(Review by Steve Shafer)
King Hammond musical collaborator Sammy Buzz (nee Wilson), who should be familiar to devoted readers of The Duff Guide to Ska (I reviewed his I'm Buzzin' EP in late 2012--and two of those tracks, "Cigarettes" and "I'm Buzzin'" are reprised here), has just released his truly marvelous debut album, The Buzzman Cometh, which features some seriously fun and memorable tracks about himself, women, ska-related matters, and just trying to make your way through life with your body and spirit intact.
Buzz's modern ska reminds this reviewer of the brilliant sounds created in the late 80s UK ska scene (Laurel Aitken, Bad Manners, The Trojans, Potato 5, Maroon Town, The Loafers, King Hammond, The Riffs, The Deltones, etc.)--definitely post-2 Tone and greatly influenced by those bands (particularly The Beat and--even though they weren't 2 Tone--The Equators), but not quite classifiably Third Wave (or whatever has come to pass in the years since). However you categorize his ska, Sammy Buzz writes some exceptionally good tunes (which are expertly produced by Steve Crittal) that should not be missed.
The album begins ominously (a bell tolls for you) with the excellent, melodramatic, spaghetti Western-flavored "The Buzzman Cometh." "Maaga Gal" (maaga is Jamaican patois for skinny--I had to look it up) is the catchiest ska song you've ever heard about a singer's concern and love for his underweight (anorexic?) girlfriend ("She may be skin and bone/but she's my very own...She may be lacking in flesh/But she's the very best!"). "Ruff Ride Ruff" borrows Prince Buster's instantly recognizable "Rough Rider" bass line, but isn't the expected lewd track--it's about a good-for-nothing being thrown out of the house by his strict mom ("She's rougher that the carpet in me room/Tougher than the bristles pon the broom/She's rougher than my pet hedgehog/Rough like a flea-bitten dog...").
"Rude Boys and Rude Girls" is a fantastic earworm of ska tune that essentially asks that the ongoing battle of the sexes be left at the door--the gig is all about dancing and pleasure. "We 'ave Fe Flex" is another lovely catchy track that reiterates the perennial plea for love, peace, and understanding: "Love thy neighbor/And love thy enemy/Give thanks and blessings/that we were born free/Keep out of trouble/and live healthy/Just look at the world and see that/Time so hard/We have Fe Flex..." The gentle and hilarious tweak of the nose of ska record collectors who like to boast that, whatever the title, "I Got It On Vinyl" hits this vinyl-obsessive reviewer close to home, but it makes me love it all the more, since it's so on the money (the taunting "la, la, la, la, las" between all of the "I got it on vinyl" refrains is a nice touch!).
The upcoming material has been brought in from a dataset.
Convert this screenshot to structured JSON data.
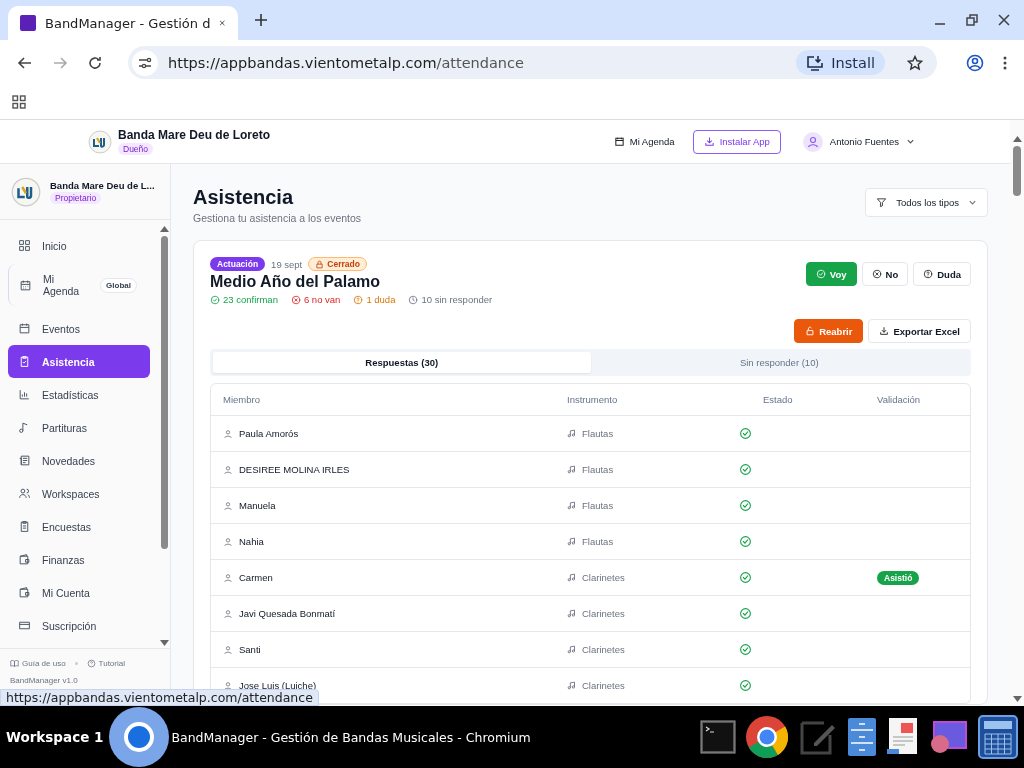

The singer is almost mowed down while trying to cross the street by a driver being chased by the police in the dubby "Mad Traffick." "I Need a Holiday," a frantic dancehall cut, describes the singer trying to soak up as much relaxation as possible on vacation, only to find it immediately dissipate upon return to reality. "Cigarettes" is a public service announcement with a ska beat, coughs, and cheesy, 70s-sounding keyboard lines, urging listeners to quit this pernicious, addictive habit before it's too late ("Cigarette, cigarette/It can cause your death"), and Sammy offers a few hair-raising examples of why one should quit: "I had a friend called Bernadette/who was addicted to a cigarette/She smoked all day/and in bed at night/until her bedroom, it catch alight/She's not with us anymore/Now's she's knocking on Heaven's door/A big fat lesson to all of you/give up the cigarette, it's overdue!"
"Boss Skinhead" is another great self-referential song in a musical genre full of them (Laurel Aitken, amongst others, is name-checked here), while "I'm Buzzin'" spells out Sammy Buzz's let-the-good-times-roll, can't-change-fate approach to life ("I'm buzzing'/but I'm not out of my mind/Don't need no complication/An easy life for me/Don't work, no botheration/Yeah, what will be will be"). It's a very nice slice of upbeat ska for when your troubles might be grinding you down. The future's not so bright in the cold, New Wave-ish, "1984"-type tale "Urban Citizen," which denounces governmental surveillance of its people.
In addition to the 12 songs on the album, there are two cool bonus tracks, the lost and broken-hearted "Standing Here Alone" (which says it all, really) and a sunny, unnamed instrumental track ("Nice It Up"?) that's guaranteed to improve your outlook, even on the darkest of days.